- WHAT THE TASK ASKS
Pull out every line with the word "icon" from the entries below.

________________________

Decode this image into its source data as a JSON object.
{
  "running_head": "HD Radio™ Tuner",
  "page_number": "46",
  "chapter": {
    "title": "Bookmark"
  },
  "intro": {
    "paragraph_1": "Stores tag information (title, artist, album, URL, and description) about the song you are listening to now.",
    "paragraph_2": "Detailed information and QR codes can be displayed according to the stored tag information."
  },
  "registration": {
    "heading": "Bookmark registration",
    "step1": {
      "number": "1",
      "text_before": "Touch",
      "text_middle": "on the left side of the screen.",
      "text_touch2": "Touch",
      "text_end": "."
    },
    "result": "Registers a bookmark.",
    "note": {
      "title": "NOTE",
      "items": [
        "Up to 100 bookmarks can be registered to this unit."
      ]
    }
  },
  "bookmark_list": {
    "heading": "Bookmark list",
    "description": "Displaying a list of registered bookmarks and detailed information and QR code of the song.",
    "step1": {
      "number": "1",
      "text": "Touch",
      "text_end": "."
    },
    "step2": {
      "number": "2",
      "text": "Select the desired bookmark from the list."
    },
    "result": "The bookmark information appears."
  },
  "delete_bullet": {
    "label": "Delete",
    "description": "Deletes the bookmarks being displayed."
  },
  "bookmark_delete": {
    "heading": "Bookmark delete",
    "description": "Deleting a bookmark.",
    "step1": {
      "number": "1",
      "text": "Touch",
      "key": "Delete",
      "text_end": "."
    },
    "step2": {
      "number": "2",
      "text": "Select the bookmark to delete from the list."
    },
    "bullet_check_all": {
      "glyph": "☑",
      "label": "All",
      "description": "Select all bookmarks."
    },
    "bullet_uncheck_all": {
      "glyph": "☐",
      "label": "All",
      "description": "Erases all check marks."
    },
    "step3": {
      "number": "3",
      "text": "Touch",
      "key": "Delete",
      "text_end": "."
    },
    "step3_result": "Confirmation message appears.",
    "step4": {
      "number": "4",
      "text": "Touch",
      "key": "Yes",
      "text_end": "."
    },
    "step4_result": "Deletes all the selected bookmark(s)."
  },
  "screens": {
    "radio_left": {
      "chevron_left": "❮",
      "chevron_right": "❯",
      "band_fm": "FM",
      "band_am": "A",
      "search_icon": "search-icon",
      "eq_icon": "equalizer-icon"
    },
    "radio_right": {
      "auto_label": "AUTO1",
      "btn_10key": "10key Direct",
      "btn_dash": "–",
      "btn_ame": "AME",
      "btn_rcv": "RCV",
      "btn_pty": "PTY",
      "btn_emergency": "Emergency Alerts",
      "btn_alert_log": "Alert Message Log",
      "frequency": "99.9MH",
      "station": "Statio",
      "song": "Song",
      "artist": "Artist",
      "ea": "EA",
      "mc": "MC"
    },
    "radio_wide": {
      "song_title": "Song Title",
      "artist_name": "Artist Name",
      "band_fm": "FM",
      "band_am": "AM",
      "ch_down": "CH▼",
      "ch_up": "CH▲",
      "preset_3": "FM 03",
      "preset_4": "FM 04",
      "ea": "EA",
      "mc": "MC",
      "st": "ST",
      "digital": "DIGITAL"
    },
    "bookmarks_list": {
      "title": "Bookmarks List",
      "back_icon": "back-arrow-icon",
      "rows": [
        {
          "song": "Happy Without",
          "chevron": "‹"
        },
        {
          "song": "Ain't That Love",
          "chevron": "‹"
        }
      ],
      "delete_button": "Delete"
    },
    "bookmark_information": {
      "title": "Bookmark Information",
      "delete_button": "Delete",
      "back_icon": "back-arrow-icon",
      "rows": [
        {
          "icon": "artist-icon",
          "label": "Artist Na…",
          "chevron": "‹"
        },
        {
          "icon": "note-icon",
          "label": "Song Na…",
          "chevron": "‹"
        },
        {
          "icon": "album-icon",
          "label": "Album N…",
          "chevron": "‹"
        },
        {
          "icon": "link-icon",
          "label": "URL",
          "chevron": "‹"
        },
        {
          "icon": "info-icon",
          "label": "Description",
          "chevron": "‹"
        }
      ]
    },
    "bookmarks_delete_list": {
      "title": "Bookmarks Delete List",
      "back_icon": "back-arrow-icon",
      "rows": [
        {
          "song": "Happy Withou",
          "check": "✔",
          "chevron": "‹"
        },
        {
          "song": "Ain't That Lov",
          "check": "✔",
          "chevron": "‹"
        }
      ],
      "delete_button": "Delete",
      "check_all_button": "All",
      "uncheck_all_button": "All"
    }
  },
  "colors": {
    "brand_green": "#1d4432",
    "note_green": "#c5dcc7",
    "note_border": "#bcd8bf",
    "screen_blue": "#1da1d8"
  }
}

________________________

- ANSWER SPACE
      "search_icon": "search-icon",
      "eq_icon": "equalizer-icon"
      "back_icon": "back-arrow-icon",
      "back_icon": "back-arrow-icon",
          "icon": "artist-icon",
          "icon": "note-icon",
          "icon": "album-icon",
          "icon": "link-icon",
          "icon": "info-icon",
      "back_icon": "back-arrow-icon",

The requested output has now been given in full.